=== Section Start ===

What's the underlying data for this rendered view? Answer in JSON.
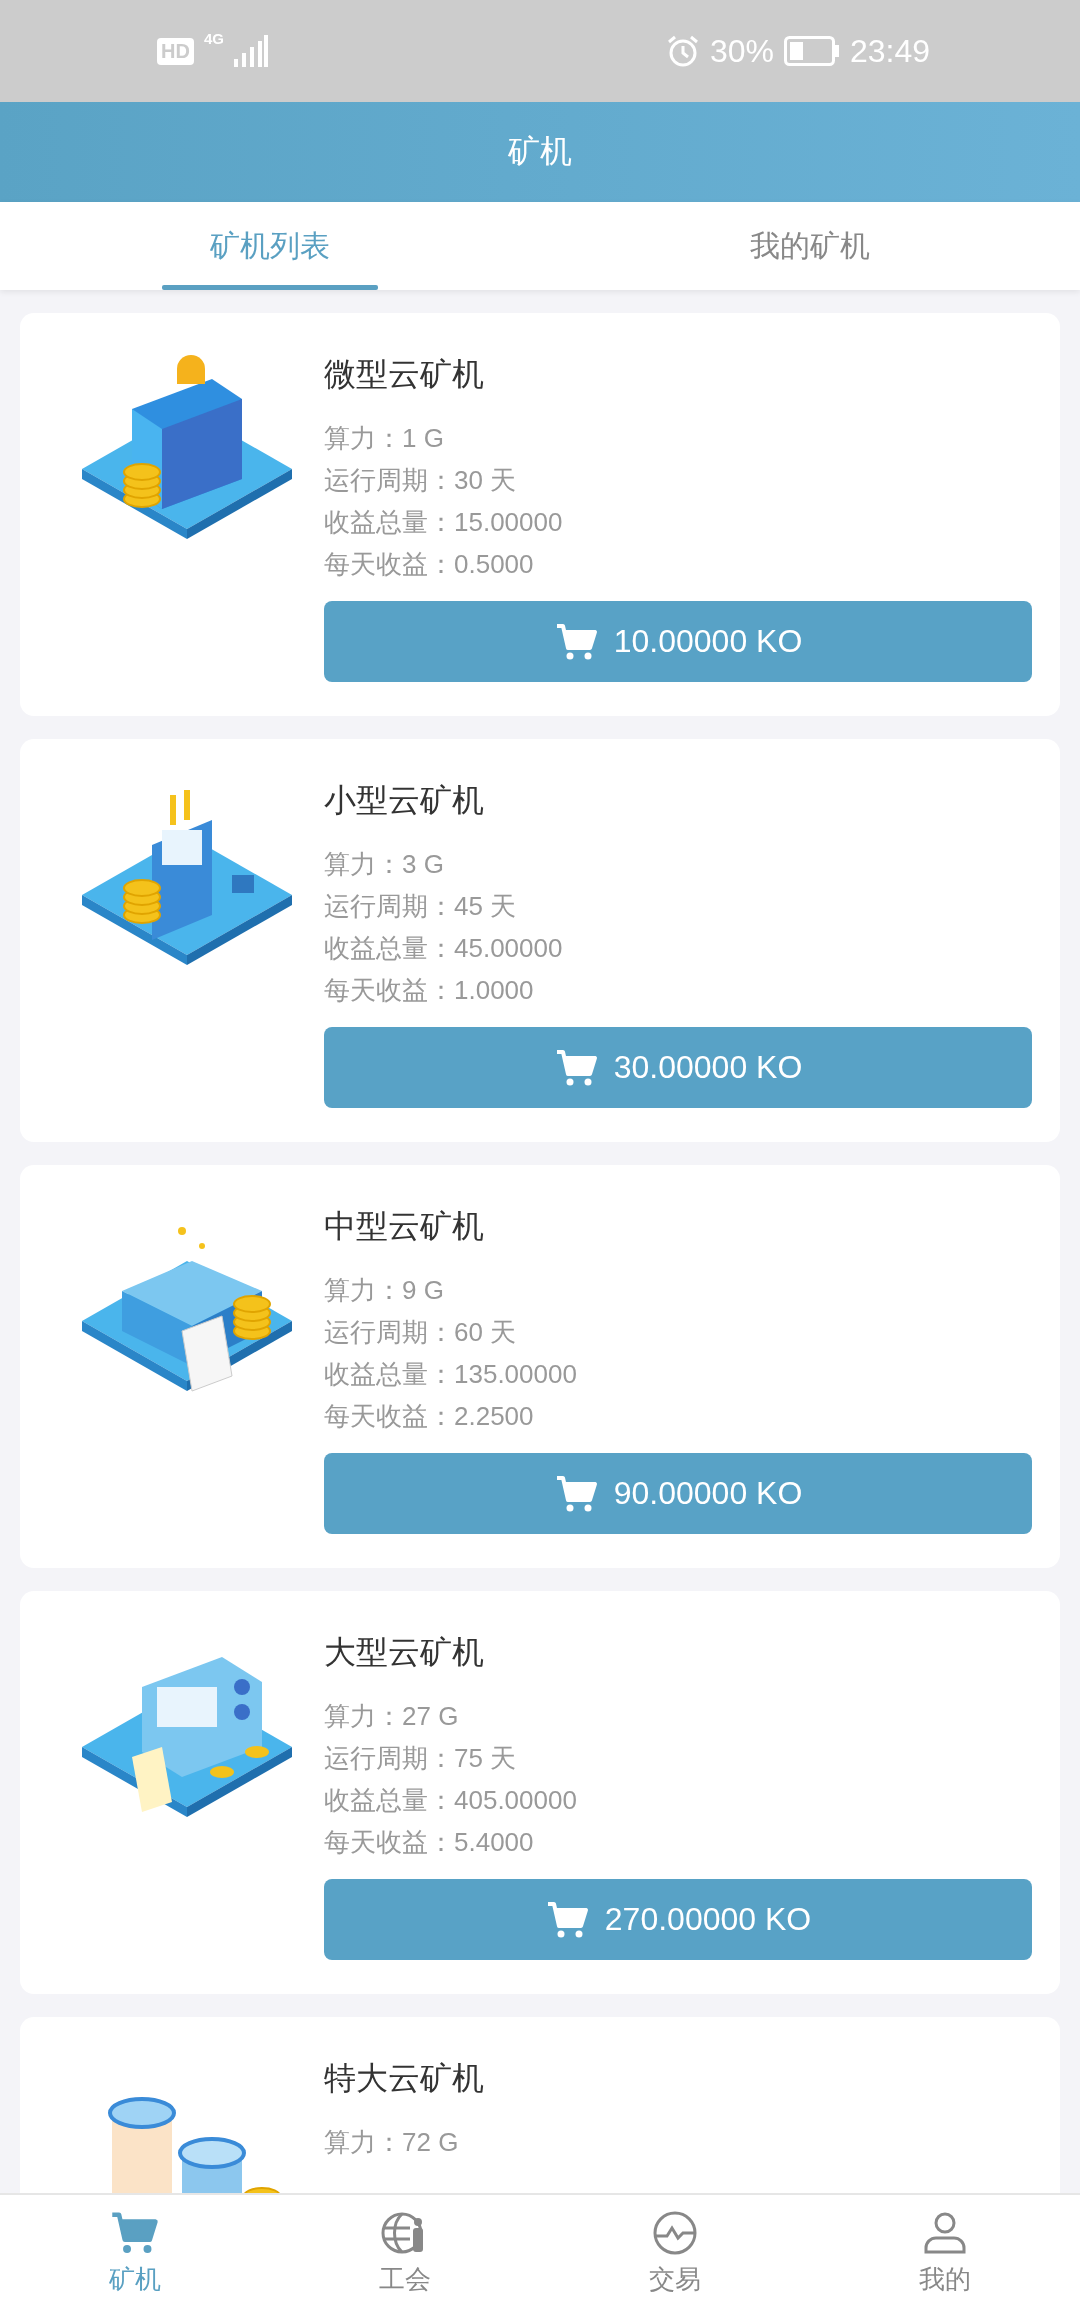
{
  "status_bar": {
    "hd": "HD",
    "network": "4G",
    "battery": "30%",
    "time": "23:49"
  },
  "header": {
    "title": "矿机"
  },
  "tabs": [
    {
      "label": "矿机列表",
      "selected": true
    },
    {
      "label": "我的矿机",
      "selected": false
    }
  ],
  "machines": [
    {
      "kind": "safe",
      "name": "微型云矿机",
      "lines": [
        "算力：1 G",
        "运行周期：30 天",
        "收益总量：15.00000",
        "每天收益：0.5000"
      ],
      "price": "10.00000 KO"
    },
    {
      "kind": "terminal",
      "name": "小型云矿机",
      "lines": [
        "算力：3 G",
        "运行周期：45 天",
        "收益总量：45.00000",
        "每天收益：1.0000"
      ],
      "price": "30.00000 KO"
    },
    {
      "kind": "printer",
      "name": "中型云矿机",
      "lines": [
        "算力：9 G",
        "运行周期：60 天",
        "收益总量：135.00000",
        "每天收益：2.2500"
      ],
      "price": "90.00000 KO"
    },
    {
      "kind": "register",
      "name": "大型云矿机",
      "lines": [
        "算力：27 G",
        "运行周期：75 天",
        "收益总量：405.00000",
        "每天收益：5.4000"
      ],
      "price": "270.00000 KO"
    },
    {
      "kind": "jars",
      "name": "特大云矿机",
      "lines": [
        "算力：72 G"
      ]
    }
  ],
  "nav": [
    {
      "kind": "cart",
      "label": "矿机",
      "selected": true
    },
    {
      "kind": "globe",
      "label": "工会",
      "selected": false
    },
    {
      "kind": "trade",
      "label": "交易",
      "selected": false
    },
    {
      "kind": "person",
      "label": "我的",
      "selected": false
    }
  ]
}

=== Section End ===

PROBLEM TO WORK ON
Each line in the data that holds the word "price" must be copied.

RESULT OF THIS TASK
      "price": "10.00000 KO"
      "price": "30.00000 KO"
      "price": "90.00000 KO"
      "price": "270.00000 KO"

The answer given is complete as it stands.